__Provided entries__.
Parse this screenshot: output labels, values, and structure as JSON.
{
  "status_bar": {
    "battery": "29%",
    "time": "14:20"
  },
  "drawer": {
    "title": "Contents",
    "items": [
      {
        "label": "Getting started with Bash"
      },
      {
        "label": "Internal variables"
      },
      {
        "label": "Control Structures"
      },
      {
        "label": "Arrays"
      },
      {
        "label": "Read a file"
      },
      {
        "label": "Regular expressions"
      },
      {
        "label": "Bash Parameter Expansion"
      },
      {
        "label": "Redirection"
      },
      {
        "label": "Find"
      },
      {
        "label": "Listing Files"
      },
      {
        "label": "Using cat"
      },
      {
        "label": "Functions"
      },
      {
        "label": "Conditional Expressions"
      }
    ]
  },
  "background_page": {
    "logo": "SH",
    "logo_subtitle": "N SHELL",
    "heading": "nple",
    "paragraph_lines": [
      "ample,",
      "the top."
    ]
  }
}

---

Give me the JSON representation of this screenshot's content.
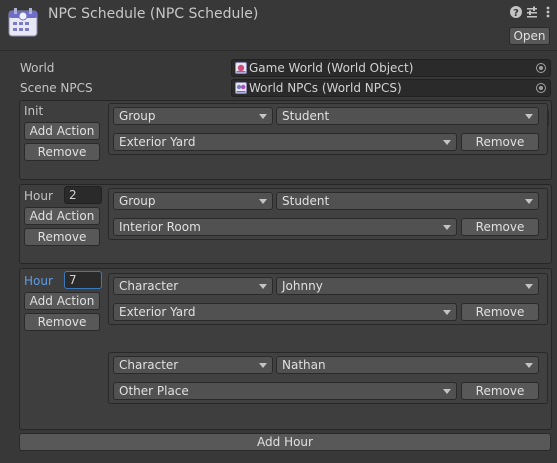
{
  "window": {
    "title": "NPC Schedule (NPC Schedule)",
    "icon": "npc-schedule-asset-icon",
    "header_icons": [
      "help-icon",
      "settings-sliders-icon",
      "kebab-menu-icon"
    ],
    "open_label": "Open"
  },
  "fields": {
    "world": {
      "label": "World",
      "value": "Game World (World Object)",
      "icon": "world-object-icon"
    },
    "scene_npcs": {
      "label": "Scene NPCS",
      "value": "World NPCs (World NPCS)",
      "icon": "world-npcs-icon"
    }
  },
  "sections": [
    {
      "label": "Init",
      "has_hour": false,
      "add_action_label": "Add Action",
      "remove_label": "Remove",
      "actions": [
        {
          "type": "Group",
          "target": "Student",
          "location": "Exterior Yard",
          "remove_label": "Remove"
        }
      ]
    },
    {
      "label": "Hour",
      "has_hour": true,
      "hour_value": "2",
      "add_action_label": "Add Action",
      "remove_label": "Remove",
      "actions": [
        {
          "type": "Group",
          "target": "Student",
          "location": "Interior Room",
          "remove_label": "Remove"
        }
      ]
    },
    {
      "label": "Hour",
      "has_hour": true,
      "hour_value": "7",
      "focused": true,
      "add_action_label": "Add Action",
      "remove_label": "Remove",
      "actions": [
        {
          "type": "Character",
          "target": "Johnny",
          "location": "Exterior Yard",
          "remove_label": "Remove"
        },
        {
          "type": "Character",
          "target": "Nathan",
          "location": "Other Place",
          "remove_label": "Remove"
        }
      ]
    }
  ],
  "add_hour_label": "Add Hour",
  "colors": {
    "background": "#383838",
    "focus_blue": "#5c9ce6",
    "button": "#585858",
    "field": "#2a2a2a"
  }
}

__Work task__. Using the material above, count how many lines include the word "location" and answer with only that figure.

__Exercise response__. 4